▶ What this task involves:
Your answer should consist of the lines holding "计算机管理", copied from the material below.

Supplied material Block Start

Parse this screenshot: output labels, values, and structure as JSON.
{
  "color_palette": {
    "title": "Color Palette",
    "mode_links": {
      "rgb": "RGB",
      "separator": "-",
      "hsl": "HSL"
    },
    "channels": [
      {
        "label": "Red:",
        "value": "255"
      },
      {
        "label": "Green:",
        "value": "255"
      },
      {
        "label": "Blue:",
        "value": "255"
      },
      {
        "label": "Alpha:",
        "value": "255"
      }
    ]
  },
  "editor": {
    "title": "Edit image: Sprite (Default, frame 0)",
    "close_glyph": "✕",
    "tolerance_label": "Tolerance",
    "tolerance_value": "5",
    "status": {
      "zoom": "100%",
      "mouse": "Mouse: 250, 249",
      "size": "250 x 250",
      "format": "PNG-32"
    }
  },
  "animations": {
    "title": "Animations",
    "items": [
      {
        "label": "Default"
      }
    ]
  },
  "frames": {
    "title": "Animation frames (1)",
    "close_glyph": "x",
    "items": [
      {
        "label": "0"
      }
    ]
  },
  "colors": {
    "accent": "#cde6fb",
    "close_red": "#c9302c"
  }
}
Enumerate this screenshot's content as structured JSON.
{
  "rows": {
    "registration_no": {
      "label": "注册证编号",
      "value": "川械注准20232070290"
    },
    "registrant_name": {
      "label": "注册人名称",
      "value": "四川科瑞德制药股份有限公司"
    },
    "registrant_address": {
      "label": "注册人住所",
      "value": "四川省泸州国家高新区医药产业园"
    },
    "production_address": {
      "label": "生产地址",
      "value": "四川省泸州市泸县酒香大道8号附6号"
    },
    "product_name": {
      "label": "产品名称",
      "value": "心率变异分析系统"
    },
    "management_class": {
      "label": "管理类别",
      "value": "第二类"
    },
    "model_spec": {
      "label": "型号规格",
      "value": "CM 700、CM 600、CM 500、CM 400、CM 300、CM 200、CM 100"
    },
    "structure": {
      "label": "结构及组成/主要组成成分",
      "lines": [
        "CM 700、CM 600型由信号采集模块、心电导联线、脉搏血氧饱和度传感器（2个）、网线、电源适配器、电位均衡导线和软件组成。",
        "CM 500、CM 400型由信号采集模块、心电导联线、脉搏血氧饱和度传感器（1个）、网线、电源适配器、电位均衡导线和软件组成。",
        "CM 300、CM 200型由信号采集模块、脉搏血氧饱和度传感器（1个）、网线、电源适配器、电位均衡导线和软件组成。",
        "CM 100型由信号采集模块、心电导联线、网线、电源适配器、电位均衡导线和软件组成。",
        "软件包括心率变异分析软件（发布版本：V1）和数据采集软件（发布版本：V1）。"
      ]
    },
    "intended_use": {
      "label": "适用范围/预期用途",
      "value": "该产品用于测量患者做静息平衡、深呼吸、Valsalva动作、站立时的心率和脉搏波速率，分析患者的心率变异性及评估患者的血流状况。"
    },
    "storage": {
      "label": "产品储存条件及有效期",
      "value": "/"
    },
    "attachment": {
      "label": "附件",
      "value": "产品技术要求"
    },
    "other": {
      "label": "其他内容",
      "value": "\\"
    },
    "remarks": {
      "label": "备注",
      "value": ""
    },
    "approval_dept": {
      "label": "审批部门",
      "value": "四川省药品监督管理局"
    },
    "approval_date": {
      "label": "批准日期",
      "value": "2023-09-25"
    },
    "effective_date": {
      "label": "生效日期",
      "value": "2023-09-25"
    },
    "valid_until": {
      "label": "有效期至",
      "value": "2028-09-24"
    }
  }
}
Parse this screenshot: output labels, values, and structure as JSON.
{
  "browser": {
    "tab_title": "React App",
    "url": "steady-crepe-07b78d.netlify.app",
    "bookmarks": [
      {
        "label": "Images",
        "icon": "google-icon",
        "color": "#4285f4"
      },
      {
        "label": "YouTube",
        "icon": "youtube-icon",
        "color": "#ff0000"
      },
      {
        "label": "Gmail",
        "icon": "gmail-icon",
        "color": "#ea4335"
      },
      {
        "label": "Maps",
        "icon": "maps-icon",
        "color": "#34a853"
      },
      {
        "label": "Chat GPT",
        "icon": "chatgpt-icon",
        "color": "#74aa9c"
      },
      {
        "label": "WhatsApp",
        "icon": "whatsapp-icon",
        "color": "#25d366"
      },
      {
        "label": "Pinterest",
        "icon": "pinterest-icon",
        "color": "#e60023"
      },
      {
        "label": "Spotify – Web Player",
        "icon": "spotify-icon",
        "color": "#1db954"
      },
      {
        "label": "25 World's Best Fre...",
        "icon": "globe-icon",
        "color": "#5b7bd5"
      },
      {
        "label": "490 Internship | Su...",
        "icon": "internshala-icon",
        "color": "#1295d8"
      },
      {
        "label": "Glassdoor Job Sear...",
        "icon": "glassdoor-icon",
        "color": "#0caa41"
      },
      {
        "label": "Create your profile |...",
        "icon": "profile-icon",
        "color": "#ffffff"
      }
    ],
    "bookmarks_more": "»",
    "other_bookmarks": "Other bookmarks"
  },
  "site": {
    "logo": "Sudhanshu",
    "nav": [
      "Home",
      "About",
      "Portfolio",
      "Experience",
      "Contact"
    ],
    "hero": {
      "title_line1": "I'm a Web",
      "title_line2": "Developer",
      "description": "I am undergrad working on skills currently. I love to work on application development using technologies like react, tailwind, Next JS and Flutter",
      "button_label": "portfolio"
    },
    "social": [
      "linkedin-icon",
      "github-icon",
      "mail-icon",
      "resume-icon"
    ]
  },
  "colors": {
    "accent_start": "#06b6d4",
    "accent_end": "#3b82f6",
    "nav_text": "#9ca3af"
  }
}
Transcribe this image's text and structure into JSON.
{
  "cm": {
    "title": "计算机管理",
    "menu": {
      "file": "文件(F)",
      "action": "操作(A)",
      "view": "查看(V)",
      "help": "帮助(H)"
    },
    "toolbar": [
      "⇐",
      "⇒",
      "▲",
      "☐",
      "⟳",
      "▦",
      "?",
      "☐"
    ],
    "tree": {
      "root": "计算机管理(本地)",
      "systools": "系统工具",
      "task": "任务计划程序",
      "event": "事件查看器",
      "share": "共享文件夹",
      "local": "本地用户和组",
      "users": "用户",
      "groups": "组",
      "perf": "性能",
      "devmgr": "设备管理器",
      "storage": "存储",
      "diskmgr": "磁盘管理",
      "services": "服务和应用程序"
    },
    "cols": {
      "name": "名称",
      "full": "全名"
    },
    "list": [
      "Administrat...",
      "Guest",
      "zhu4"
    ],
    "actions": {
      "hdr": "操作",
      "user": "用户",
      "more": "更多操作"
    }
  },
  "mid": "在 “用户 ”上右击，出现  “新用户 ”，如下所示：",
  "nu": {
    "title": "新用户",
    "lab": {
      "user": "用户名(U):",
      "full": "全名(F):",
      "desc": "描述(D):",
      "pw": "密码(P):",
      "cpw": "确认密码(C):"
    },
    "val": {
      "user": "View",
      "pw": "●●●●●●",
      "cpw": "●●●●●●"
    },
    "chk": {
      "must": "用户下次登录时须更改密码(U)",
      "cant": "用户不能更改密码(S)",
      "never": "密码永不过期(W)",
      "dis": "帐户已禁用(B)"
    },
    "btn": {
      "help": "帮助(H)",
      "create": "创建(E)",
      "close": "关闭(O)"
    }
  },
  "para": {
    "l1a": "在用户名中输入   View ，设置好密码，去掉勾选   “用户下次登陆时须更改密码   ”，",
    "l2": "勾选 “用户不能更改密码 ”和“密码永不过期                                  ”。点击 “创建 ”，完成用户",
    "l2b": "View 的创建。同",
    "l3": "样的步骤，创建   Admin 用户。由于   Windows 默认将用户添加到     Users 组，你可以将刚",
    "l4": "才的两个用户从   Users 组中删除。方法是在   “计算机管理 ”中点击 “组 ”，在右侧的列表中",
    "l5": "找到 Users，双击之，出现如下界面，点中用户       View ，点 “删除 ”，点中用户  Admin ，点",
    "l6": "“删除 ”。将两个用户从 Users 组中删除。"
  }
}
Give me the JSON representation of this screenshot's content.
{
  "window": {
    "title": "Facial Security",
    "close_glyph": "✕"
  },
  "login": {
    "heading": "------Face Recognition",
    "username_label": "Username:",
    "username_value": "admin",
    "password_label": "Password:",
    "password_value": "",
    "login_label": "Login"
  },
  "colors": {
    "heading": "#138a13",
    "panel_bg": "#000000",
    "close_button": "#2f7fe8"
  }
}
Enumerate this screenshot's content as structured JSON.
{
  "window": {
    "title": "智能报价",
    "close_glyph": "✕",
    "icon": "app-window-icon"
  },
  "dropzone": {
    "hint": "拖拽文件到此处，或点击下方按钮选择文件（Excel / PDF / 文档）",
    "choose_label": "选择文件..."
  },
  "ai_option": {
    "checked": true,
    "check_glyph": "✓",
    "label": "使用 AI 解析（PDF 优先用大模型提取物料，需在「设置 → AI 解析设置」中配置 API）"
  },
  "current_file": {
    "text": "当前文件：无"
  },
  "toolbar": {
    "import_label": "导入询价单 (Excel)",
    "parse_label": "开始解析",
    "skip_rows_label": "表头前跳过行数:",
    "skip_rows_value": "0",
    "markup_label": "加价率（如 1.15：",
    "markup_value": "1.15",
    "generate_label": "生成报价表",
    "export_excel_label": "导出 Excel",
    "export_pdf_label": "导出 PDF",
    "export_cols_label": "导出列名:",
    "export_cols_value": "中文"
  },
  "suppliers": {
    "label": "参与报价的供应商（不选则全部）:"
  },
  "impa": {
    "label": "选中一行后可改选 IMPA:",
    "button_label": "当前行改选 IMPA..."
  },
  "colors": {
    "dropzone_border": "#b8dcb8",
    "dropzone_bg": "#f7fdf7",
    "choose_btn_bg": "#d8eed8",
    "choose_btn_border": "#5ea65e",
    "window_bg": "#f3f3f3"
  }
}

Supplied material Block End

▶ Task response:
    "title": "计算机管理",
      "root": "计算机管理(本地)",
    "l4": "才的两个用户从   Users 组中删除。方法是在   “计算机管理 ”中点击 “组 ”，在右侧的列表中",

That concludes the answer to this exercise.